- **Data records**:
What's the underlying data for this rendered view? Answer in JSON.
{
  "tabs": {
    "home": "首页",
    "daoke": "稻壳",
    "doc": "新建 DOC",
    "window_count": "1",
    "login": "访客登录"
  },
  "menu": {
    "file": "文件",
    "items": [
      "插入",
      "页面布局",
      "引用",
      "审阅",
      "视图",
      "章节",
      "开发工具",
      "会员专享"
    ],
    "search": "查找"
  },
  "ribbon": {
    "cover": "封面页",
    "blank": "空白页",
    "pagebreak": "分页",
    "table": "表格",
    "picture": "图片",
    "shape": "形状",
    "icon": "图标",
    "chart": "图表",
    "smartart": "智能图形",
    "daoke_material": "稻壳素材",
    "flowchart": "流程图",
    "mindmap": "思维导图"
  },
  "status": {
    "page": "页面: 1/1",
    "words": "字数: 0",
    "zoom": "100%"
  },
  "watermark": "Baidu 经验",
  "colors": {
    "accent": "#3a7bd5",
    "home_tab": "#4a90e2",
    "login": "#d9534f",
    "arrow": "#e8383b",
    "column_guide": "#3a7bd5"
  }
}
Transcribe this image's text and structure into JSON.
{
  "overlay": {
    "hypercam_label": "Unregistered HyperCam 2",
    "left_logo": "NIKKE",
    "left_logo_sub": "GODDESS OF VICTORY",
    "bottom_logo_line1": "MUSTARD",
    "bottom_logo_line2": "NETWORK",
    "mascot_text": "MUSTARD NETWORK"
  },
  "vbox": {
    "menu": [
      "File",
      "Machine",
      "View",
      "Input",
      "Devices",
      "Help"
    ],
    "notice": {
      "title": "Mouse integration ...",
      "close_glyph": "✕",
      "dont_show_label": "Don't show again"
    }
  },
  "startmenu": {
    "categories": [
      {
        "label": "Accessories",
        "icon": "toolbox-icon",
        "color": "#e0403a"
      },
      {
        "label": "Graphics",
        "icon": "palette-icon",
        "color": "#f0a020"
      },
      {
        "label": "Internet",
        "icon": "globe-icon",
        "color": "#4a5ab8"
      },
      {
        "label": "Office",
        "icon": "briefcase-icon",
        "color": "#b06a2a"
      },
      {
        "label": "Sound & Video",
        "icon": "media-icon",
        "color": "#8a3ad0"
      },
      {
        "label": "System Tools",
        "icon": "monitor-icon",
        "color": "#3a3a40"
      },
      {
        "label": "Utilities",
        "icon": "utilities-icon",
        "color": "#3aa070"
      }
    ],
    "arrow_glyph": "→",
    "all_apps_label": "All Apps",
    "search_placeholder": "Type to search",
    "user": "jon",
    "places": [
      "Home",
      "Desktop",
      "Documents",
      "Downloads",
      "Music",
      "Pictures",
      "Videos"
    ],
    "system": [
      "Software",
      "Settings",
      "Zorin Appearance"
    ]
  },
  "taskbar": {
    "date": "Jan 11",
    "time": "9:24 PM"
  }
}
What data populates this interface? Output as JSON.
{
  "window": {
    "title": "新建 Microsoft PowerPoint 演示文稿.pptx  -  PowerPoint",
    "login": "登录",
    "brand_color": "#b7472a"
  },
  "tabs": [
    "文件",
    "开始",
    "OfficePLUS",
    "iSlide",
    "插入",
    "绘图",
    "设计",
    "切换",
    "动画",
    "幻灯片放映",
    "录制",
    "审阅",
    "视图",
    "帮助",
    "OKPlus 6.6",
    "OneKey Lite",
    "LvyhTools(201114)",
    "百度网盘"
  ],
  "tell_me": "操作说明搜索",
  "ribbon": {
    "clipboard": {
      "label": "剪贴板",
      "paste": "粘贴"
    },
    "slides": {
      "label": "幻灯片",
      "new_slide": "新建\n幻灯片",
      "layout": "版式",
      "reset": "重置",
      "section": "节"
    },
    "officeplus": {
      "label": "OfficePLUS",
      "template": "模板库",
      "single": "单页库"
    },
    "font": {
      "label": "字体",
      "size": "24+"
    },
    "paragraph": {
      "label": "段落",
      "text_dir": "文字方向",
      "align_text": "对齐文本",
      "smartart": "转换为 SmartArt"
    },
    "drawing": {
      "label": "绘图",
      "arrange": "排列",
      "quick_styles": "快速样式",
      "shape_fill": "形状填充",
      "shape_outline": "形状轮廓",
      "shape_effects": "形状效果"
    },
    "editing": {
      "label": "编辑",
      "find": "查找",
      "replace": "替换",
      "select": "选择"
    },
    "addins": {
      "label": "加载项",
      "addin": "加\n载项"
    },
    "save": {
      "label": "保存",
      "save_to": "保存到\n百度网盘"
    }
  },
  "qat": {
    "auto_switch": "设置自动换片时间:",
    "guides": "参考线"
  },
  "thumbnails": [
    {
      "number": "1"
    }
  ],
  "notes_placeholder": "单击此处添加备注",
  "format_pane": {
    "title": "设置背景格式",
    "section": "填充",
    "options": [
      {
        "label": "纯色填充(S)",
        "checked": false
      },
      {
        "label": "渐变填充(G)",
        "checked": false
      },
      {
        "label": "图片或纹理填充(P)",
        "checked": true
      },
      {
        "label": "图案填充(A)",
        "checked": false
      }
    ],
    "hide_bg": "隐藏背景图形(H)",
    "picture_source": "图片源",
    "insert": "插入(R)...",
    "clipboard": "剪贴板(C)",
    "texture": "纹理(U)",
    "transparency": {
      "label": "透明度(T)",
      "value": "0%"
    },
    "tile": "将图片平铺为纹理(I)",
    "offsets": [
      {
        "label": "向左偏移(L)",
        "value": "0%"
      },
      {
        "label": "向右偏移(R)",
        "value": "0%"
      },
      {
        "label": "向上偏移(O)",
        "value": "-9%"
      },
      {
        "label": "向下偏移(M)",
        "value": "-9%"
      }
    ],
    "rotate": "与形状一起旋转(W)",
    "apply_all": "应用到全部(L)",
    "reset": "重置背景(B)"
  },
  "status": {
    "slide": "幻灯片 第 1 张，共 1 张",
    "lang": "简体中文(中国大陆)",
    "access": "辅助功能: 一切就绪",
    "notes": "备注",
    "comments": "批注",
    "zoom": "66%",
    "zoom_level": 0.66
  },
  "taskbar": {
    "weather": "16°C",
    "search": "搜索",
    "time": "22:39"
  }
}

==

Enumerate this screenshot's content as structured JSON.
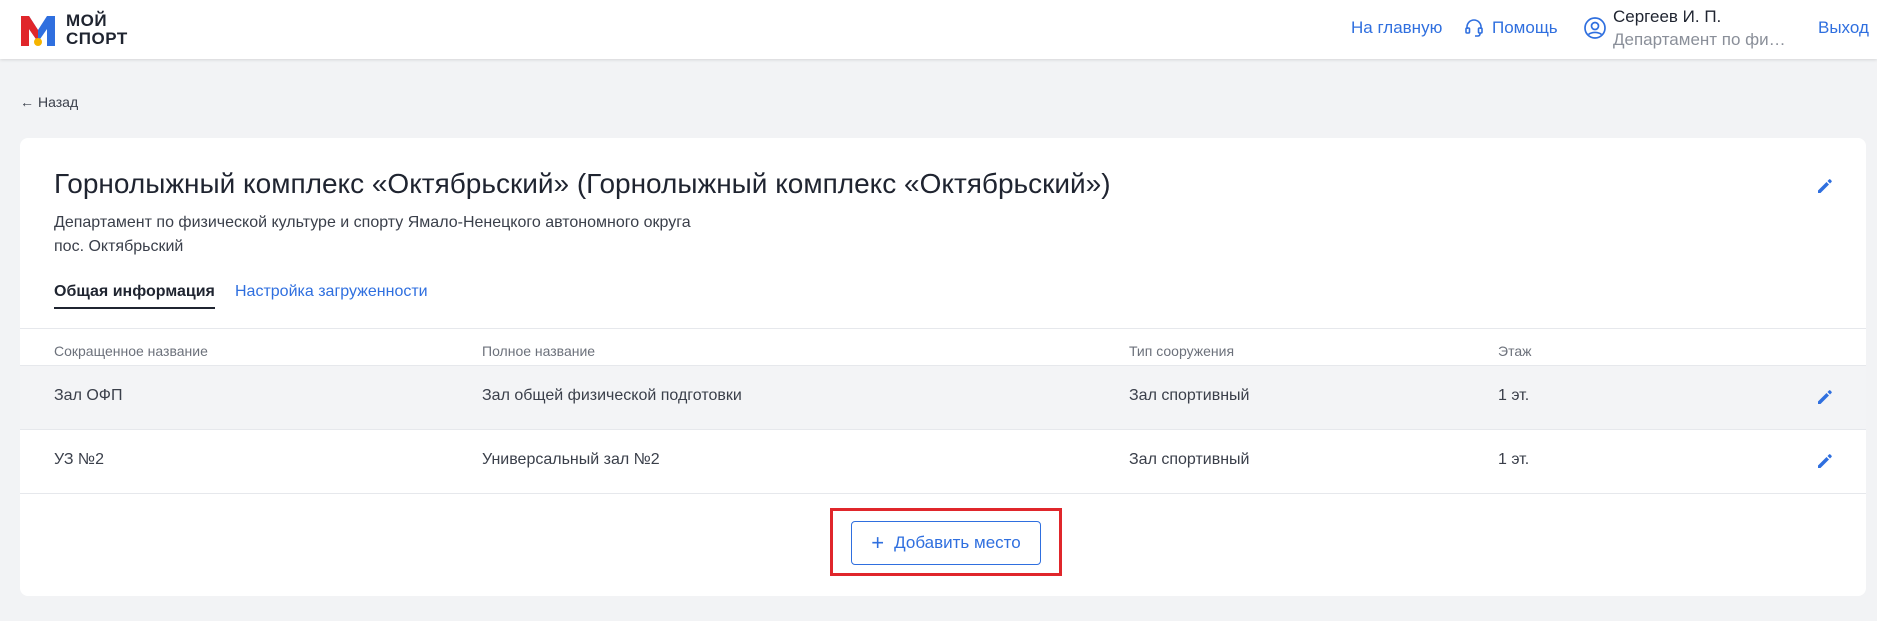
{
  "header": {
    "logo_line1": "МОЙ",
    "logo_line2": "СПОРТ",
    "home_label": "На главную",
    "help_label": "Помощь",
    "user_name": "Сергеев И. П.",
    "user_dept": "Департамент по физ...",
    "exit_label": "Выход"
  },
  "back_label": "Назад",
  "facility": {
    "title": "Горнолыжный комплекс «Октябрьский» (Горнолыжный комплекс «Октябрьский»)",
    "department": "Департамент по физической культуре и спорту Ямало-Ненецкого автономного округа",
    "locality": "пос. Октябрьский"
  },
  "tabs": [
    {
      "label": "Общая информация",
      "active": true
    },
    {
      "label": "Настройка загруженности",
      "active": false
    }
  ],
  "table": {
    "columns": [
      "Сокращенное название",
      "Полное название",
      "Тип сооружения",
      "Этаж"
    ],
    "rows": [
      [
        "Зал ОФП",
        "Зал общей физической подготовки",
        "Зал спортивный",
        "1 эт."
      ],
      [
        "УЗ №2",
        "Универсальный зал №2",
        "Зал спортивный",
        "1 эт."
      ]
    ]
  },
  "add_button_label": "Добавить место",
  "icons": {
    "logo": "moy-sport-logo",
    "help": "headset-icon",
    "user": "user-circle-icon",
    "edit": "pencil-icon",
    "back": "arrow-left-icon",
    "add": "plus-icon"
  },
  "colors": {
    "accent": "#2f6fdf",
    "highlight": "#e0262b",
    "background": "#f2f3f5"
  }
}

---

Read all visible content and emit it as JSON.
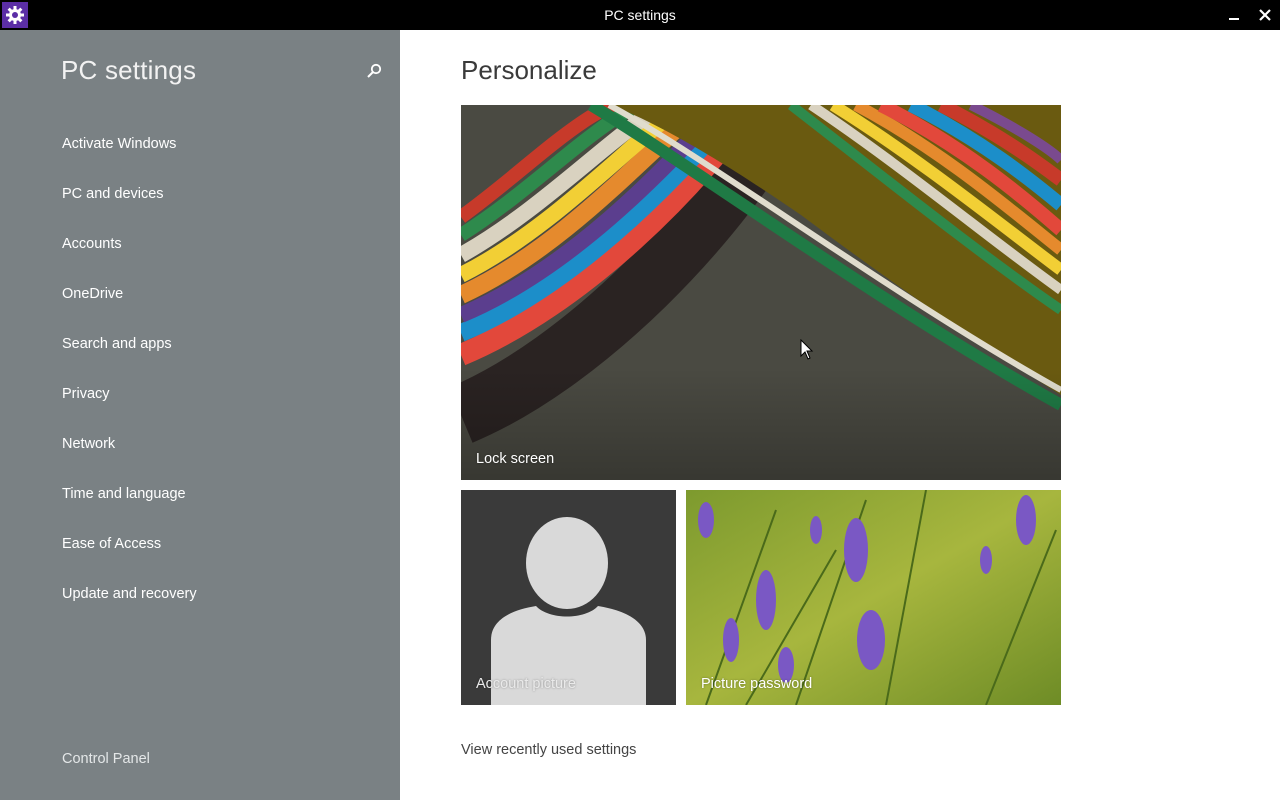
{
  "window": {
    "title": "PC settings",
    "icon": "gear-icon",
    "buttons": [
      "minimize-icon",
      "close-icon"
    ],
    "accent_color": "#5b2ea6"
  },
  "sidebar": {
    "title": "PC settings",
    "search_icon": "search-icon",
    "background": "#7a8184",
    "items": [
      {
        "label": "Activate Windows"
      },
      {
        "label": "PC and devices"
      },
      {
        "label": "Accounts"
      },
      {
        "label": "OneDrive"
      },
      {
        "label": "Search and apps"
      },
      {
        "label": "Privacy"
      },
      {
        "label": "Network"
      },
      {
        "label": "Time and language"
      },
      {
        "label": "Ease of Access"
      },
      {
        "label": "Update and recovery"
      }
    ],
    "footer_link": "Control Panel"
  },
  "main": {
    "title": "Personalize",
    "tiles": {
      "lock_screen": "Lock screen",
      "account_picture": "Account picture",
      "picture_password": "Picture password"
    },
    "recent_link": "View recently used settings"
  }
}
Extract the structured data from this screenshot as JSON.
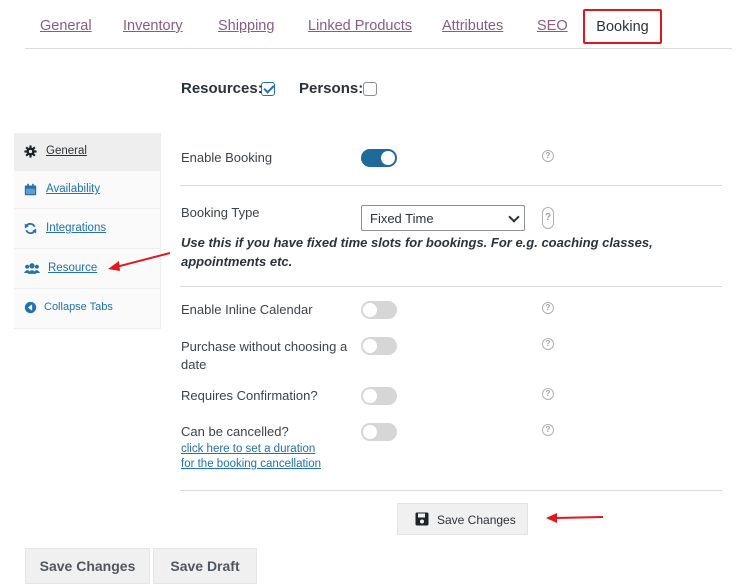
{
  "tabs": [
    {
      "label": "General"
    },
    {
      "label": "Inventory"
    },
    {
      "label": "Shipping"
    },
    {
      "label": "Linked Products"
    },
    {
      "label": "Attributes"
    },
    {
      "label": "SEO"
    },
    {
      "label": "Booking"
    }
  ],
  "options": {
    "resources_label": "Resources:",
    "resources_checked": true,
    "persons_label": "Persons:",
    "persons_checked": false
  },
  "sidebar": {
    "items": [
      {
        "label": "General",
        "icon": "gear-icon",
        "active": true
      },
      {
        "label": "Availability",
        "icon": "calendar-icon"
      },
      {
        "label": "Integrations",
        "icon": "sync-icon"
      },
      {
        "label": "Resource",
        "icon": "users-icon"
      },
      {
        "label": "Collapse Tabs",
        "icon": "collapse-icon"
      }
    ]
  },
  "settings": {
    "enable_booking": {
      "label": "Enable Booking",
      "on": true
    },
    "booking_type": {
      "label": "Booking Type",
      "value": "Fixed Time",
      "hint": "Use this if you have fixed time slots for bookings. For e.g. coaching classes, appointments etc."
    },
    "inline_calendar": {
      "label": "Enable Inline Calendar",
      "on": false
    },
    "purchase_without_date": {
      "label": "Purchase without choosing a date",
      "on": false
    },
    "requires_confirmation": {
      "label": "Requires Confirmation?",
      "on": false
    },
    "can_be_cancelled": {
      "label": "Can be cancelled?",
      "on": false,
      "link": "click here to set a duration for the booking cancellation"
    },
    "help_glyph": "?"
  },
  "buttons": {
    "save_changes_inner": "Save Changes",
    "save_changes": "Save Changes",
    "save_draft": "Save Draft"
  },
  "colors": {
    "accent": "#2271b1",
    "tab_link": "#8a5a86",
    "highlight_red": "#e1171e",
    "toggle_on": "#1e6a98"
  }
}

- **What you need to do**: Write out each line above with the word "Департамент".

- **Solution to the exercise**:
    "user_dept": "Департамент по физ...",
    "department": "Департамент по физической культуре и спорту Ямало-Ненецкого автономного округа",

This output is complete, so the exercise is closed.